Wiseman’s statement came after remarks this weekend by Lt. Gov. and Senate speaker Ron Ramsey in Nashville. Ramsey told reporters at a GOP gathering there that he had called on Stanley to give up his committee chairmanship. He also condemned the alleged affair, saying Stanley only told him that he and his wife had separated but said nothing about the photographs and the alleged extortion attempt.

When asked by reporters, Ramsey and other legislators of both parties had said a resignation from the Legislature was up to Stanley.

But Wiseman said he and other local Republican leaders had been talking with Senate Republicans in recent days on what to do if Stanley didn’t step down soon.

Wiseman said his call for Stanley’s resignation is “not about moralizing.”

“We all deserve the chance for forgiveness if sought with a contrite and repentant heart. However, forgiveness is not the same thing as freedom from consequence.”

Wiseman left the timing of a resignation up to Stanley to minimize the cost of a special election.

...

36. Turner to Head Local Democrats -

In a battle of attorneys for the chairmanship of the Shelby County Democratic Party, it was Van Turner Jr. who carried the day at the weekend convention of the Shelby County Democratic Party.

37. Mathews Named to New Post at FedEx Institute -
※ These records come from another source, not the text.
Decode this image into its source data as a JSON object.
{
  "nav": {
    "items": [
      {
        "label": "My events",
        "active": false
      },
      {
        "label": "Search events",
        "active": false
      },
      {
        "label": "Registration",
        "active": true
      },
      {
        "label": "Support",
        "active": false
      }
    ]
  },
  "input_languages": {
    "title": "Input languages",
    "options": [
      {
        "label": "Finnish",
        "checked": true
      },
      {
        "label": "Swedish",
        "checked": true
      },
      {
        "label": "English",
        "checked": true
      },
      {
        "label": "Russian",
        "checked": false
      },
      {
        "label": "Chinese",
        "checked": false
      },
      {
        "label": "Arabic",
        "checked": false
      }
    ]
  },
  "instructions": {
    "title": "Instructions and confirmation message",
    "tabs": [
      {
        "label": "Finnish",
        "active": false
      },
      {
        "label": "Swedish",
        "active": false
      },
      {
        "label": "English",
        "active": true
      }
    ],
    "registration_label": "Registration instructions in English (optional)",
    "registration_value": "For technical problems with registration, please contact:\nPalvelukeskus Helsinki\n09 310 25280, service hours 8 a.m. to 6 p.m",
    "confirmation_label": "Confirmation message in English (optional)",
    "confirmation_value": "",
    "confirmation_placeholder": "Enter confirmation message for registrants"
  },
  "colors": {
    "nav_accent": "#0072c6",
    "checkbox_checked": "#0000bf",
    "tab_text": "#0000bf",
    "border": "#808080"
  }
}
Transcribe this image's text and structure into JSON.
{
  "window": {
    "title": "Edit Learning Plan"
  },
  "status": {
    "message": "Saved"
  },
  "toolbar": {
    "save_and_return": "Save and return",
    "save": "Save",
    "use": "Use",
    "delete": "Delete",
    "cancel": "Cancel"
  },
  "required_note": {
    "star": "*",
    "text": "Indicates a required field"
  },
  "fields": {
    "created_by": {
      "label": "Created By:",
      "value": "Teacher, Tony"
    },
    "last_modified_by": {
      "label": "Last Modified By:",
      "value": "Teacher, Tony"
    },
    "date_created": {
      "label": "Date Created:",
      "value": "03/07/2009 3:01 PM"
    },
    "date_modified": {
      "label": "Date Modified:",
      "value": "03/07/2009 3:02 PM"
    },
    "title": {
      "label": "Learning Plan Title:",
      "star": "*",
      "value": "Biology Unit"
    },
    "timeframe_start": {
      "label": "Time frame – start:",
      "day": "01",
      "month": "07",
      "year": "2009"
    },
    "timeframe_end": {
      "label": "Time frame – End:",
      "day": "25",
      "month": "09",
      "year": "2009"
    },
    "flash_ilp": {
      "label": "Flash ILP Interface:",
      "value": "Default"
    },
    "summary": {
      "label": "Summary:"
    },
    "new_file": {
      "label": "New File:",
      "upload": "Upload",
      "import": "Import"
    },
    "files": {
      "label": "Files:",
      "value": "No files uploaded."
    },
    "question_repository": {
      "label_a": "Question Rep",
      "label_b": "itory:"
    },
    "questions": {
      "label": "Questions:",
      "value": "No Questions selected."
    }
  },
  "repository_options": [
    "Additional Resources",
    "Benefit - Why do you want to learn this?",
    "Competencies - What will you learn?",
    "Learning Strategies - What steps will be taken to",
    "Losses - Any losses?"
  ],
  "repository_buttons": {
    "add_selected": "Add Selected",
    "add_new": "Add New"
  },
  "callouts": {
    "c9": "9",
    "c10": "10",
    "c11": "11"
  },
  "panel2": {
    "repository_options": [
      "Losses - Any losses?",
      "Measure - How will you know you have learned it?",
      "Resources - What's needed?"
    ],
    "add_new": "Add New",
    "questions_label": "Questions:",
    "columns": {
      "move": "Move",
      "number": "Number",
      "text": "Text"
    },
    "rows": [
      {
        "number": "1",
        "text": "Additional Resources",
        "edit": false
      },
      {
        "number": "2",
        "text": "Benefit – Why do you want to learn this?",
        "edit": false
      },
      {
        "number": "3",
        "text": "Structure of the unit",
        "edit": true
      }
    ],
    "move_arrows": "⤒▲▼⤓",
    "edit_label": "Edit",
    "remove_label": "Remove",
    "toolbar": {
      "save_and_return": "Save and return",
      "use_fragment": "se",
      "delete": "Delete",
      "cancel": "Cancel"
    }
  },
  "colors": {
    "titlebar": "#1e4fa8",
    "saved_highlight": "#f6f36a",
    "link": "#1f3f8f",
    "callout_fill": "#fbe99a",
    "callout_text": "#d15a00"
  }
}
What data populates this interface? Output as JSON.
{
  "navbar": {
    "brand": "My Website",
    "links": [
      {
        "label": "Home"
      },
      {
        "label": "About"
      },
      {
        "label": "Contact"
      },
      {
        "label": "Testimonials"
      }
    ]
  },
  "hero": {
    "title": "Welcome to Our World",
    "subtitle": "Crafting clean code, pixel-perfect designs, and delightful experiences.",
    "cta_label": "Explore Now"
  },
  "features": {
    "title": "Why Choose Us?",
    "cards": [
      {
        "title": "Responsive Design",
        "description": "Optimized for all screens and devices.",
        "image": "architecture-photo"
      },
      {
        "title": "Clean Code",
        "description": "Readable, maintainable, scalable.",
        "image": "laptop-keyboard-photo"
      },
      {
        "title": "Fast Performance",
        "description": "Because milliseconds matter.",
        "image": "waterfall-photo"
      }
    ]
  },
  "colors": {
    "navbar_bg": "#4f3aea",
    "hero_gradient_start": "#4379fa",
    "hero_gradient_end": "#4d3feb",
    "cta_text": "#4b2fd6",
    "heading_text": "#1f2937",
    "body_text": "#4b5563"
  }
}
Eric Mathews was named associate director of corporate research and development at the University of Memphis FedEx Institute of Technology. Mathews previously served FIT in temporary roles directing research and business development and was part of the institute's founding executive management. He earned a bachelor's degree from Rhodes College and a master's degree from the University of Memphis.

38. City Mulls Impact of Eminent Domain Ruling -

Even before the U.S. Supreme Court issued its decision in a major property rights case last month, the Memphis city attorney's office was finishing the legal strategy to help the Riverfront Development Corp. in its effort to remake the Front Street Promenade.